The Hantavirus That Visited the Four Corners – “Sin Nombre virus” has not departed

A CNN feature, originating in San Francisco, reports the death last month of a 55-year-old man after a Hantavirus infection. The man, otherwise healthy, died three weeks after a family outing in the Sierra Nevada mountains. Biologists from the California Dept of Health Services are reported as saying that 12-15 percent of all deer mice trapped in the area carry the Hantavirus.

The following information is taken from the PROMED list and is in the public domain: “This is in response to the question of October 10 about recent cases of hantavirus pulmonary syndrome in California. Permission to distribute this information has been granted by Michele Jay of the California Dept of Health Services. …some precise geographic details [have been edited] in case this material is sensitive.


News from California:

A total of 13 (8 fatal) California residents have been diagnosed with HPS dating back to 1980. Since January 1, 1994, 8 (3 fatal) cases have been documented. Two new HPS cases were identified during September [1995]:

CASE #12. A 55 year old white male from Contra Costa County was diagnosed with HPS this month. He became ill with flu-like signs on 27 Aug 1995 and was hospitalized on 1 Sep 1995. He had thrombocytopenia, an elevated hematocrit, and bilateral pulmonary infiltrates; he died on 2 Sep despite aggressive supportive care, including intubation and mechanical ventilation.

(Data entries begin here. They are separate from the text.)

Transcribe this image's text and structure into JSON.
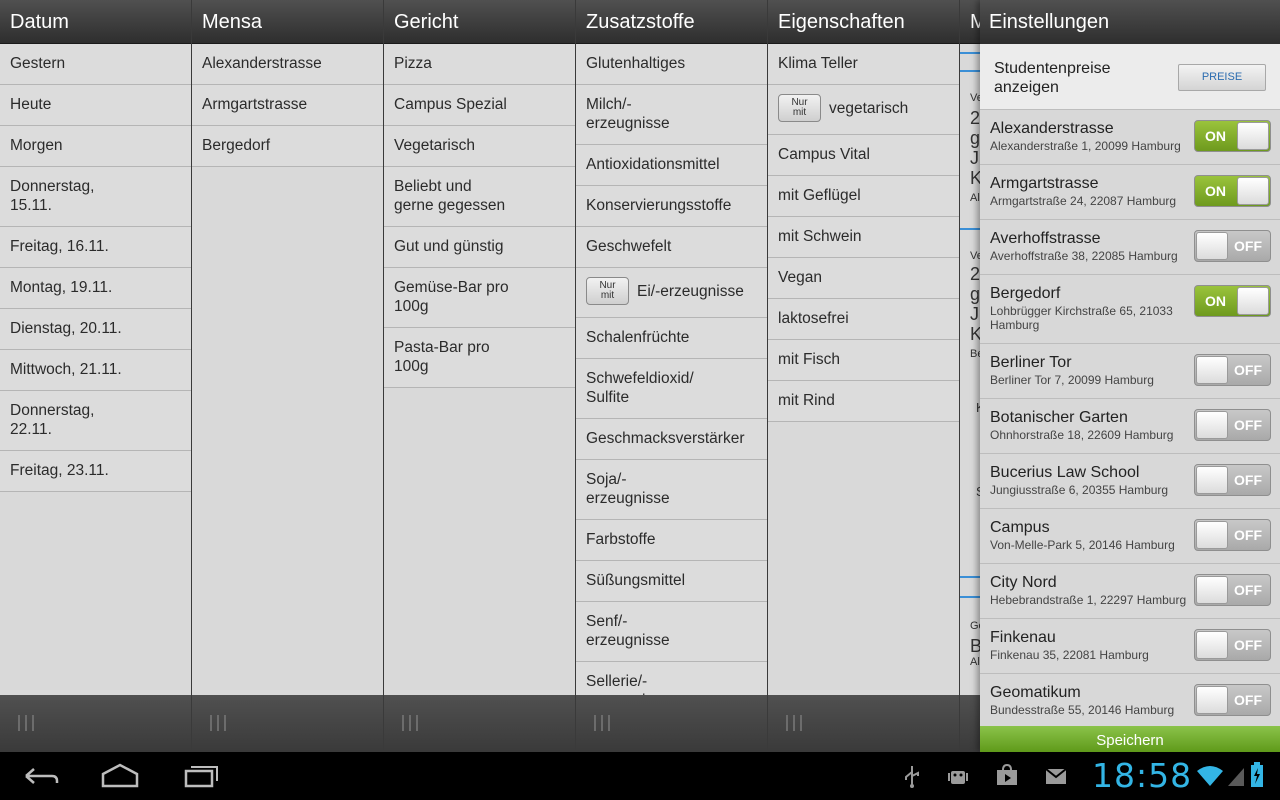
{
  "columns": [
    {
      "title": "Datum",
      "items": [
        "Gestern",
        "Heute",
        "Morgen",
        "Donnerstag,\n15.11.",
        "Freitag, 16.11.",
        "Montag, 19.11.",
        "Dienstag, 20.11.",
        "Mittwoch, 21.11.",
        "Donnerstag,\n22.11.",
        "Freitag, 23.11."
      ]
    },
    {
      "title": "Mensa",
      "items": [
        "Alexanderstrasse",
        "Armgartstrasse",
        "Bergedorf"
      ]
    },
    {
      "title": "Gericht",
      "items": [
        "Pizza",
        "Campus Spezial",
        "Vegetarisch",
        "Beliebt und\ngerne gegessen",
        "Gut und günstig",
        "Gemüse-Bar pro\n100g",
        "Pasta-Bar pro\n100g"
      ]
    },
    {
      "title": "Zusatzstoffe",
      "items": [
        "Glutenhaltiges",
        "Milch/-\nerzeugnisse",
        "Antioxidationsmittel",
        "Konservierungsstoffe",
        "Geschwefelt",
        "Ei/-erzeugnisse",
        "Schalenfrüchte",
        "Schwefeldioxid/\nSulfite",
        "Geschmacksverstärker",
        "Soja/-\nerzeugnisse",
        "Farbstoffe",
        "Süßungsmittel",
        "Senf/-\nerzeugnisse",
        "Sellerie/-\nerzeugnisse"
      ]
    },
    {
      "title": "Eigenschaften",
      "items": [
        "Klima Teller",
        "vegetarisch",
        "Campus Vital",
        "mit Geflügel",
        "mit Schwein",
        "Vegan",
        "laktosefrei",
        "mit Fisch",
        "mit Rind"
      ]
    }
  ],
  "nur_mit_label": "Nur\nmit",
  "col6": {
    "title": "M",
    "fragments": [
      "Ve",
      "2",
      "g",
      "J",
      "K",
      "Al",
      "Ve",
      "2",
      "g",
      "J",
      "K",
      "Be",
      "K",
      "S",
      "Ge",
      "B",
      "Al"
    ]
  },
  "settings": {
    "title": "Einstellungen",
    "prices_label": "Studentenpreise\nanzeigen",
    "prices_button": "PREISE",
    "on_label": "ON",
    "off_label": "OFF",
    "mensas": [
      {
        "name": "Alexanderstrasse",
        "address": "Alexanderstraße 1, 20099 Hamburg",
        "enabled": true
      },
      {
        "name": "Armgartstrasse",
        "address": "Armgartstraße 24, 22087 Hamburg",
        "enabled": true
      },
      {
        "name": "Averhoffstrasse",
        "address": "Averhoffstraße 38, 22085 Hamburg",
        "enabled": false
      },
      {
        "name": "Bergedorf",
        "address": "Lohbrügger Kirchstraße 65, 21033 Hamburg",
        "enabled": true
      },
      {
        "name": "Berliner Tor",
        "address": "Berliner Tor 7, 20099 Hamburg",
        "enabled": false
      },
      {
        "name": "Botanischer Garten",
        "address": "Ohnhorstraße 18, 22609 Hamburg",
        "enabled": false
      },
      {
        "name": "Bucerius Law School",
        "address": "Jungiusstraße 6, 20355 Hamburg",
        "enabled": false
      },
      {
        "name": "Campus",
        "address": "Von-Melle-Park 5, 20146 Hamburg",
        "enabled": false
      },
      {
        "name": "City Nord",
        "address": "Hebebrandstraße 1, 22297 Hamburg",
        "enabled": false
      },
      {
        "name": "Finkenau",
        "address": "Finkenau 35, 22081 Hamburg",
        "enabled": false
      },
      {
        "name": "Geomatikum",
        "address": "Bundesstraße 55, 20146 Hamburg",
        "enabled": false
      }
    ],
    "save_label": "Speichern"
  },
  "system": {
    "clock": "18:58",
    "icons": [
      "back-icon",
      "home-icon",
      "recent-apps-icon",
      "usb-icon",
      "android-debug-icon",
      "store-icon",
      "gmail-icon",
      "wifi-icon",
      "signal-icon",
      "battery-icon"
    ],
    "accent_color": "#33b5e5"
  }
}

The patient showed IgG and IgM antibodies to SNV [Sin Nombre virus] by ELISA serology at VRDL. The diagnosis was confirmed by western blot, RIBA, and PCR testing at the University of New Mexico.

In addition to spending time before illness at his home and work place in the Bay Area, he and his family camped in the Sierras from 5 to 11 Aug 1995. The private campground is located at 5800 feet elevation on the border of Nevada and Placer Counties. Vector-Borne Disease Section staff will conduct environmental investigations of potential exposure sites, including small mammal trapping. Public health advisories were jointly issued by Nevada and Placer County Health Departments and widely picked up by the media.

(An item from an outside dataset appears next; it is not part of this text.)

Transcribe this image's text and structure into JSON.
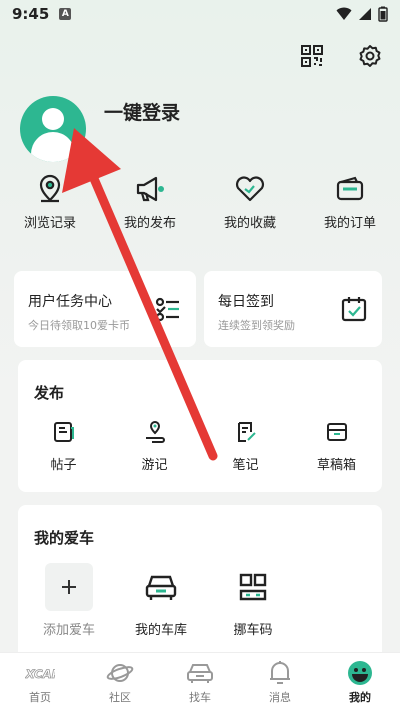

CASE #13. A 32 year old white female from Plumas County was also diagnosed with HPS this month. On 15 Sep 1995 she complained of flu-like symptoms. She was admitted to a local hospital on 19 Sep 1995 with fever, aches, and chest tightness. Several clinical findings were typical for HPS: bilateral interstitial pulmonary infiltrates, thrombocytopenia, atypical lymphocytes, and a decreasing albumin. She never required intubation and is currently recovering at home. Sera collected on 25 Sep 1995 showed positive IgG and IgM titers by ELISA at VRDL.

A comparison of sera collected early in the course of her illness on 19 and 22 Sep 1995 (rescued from the trash can) showed seroconversion by RIBA assay at University of New Mexico; this is a rarely documented finding. PCR was also positive at UNM. This case was relatively mild and HPS may not have been suspected except for the publicity from Case #12. As with several other cases, it was a family member who alerted local health department people and the physician to the possibility of hantavirus infection.

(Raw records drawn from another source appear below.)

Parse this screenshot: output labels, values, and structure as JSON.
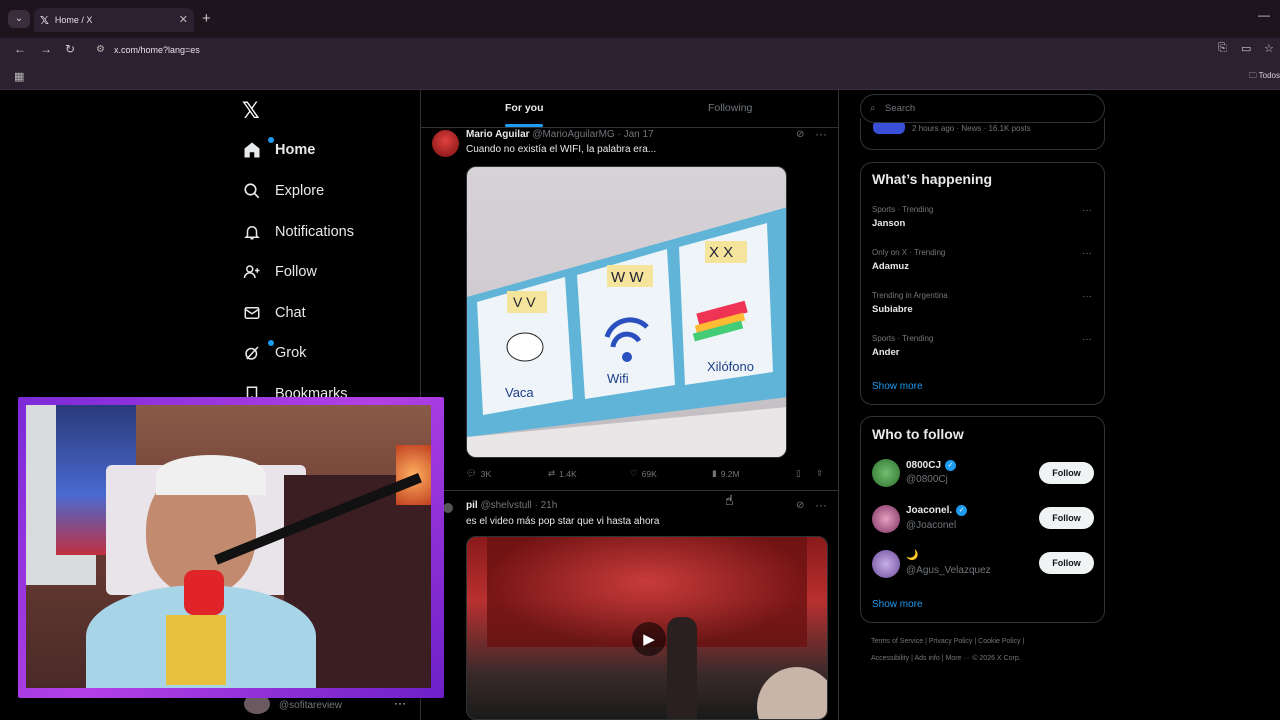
{
  "browser": {
    "tab_title": "Home / X",
    "url": "x.com/home?lang=es",
    "bookmark_folder": "Todos"
  },
  "nav": {
    "items": [
      {
        "label": "Home",
        "icon": "home-icon"
      },
      {
        "label": "Explore",
        "icon": "search-icon"
      },
      {
        "label": "Notifications",
        "icon": "bell-icon"
      },
      {
        "label": "Follow",
        "icon": "person-add-icon"
      },
      {
        "label": "Chat",
        "icon": "mail-icon"
      },
      {
        "label": "Grok",
        "icon": "grok-icon"
      },
      {
        "label": "Bookmarks",
        "icon": "bookmark-icon"
      }
    ],
    "account_handle": "@sofitareview"
  },
  "feed": {
    "tabs": [
      "For you",
      "Following"
    ],
    "posts": [
      {
        "name": "Mario Aguilar",
        "handle": "@MarioAguilarMG",
        "date": "· Jan 17",
        "text": "Cuando no existía el WIFI, la palabra era...",
        "media_labels": [
          "Vaca",
          "Wifi",
          "Xilófono"
        ],
        "replies": "3K",
        "reposts": "1.4K",
        "likes": "69K",
        "views": "9.2M"
      },
      {
        "name": "pil",
        "handle": "@shelvstull",
        "date": "· 21h",
        "text": "es el video más pop star que vi hasta ahora"
      }
    ]
  },
  "sidebar": {
    "search_placeholder": "Search",
    "prev_meta": "2 hours ago · News · 16.1K posts",
    "whats_happening": {
      "title": "What’s happening",
      "trends": [
        {
          "meta": "Sports · Trending",
          "name": "Janson"
        },
        {
          "meta": "Only on X · Trending",
          "name": "Adamuz"
        },
        {
          "meta": "Trending in Argentina",
          "name": "Subiabre"
        },
        {
          "meta": "Sports · Trending",
          "name": "Ander"
        }
      ],
      "show_more": "Show more"
    },
    "who_to_follow": {
      "title": "Who to follow",
      "users": [
        {
          "name": "0800CJ",
          "handle": "@0800Cj",
          "verified": true
        },
        {
          "name": "Joaconel.",
          "handle": "@Joaconel",
          "verified": true
        },
        {
          "name": "🌙",
          "handle": "@Agus_Velazquez",
          "verified": false
        }
      ],
      "follow_label": "Follow",
      "show_more": "Show more"
    },
    "footer": {
      "line1": [
        "Terms of Service",
        "Privacy Policy",
        "Cookie Policy"
      ],
      "line2": [
        "Accessibility",
        "Ads info",
        "More ···",
        "© 2026 X Corp."
      ]
    }
  },
  "colors": {
    "accent": "#1d9bf0",
    "background": "#000000",
    "border": "#2f3336",
    "muted": "#71767b",
    "cam_frame": "#9b35e0"
  }
}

Four days prior to illness the patient raked hay and noted many mice. Other potential rodent exposures could have occurred at a horse stable near her house or while working as a house cleaner. Patient interviews and environmental investigations are underway, including small mammal trapping.

NOTE: CASE #11 (follow-up): Results from field and laboratory studies of the Mono County resident described in the last HPMR are as follows: this patient had traveled to New Mexico 10 days prior to illness and died shortly after hospitalization. Before leaving on his trip, he thoroughly cleaned his home in Mono County, California; he reportedly had a rodent problem at his home. Mice trapped at a potential exposure site in New Mexico were seronegative. In contrast, 6/11 deer mice trapped around his home in Mono County were seropositive. Molecular epidemiology studies at the University of New Mexico strongly suggested that his infection occurred in California, specifically in and around his residence.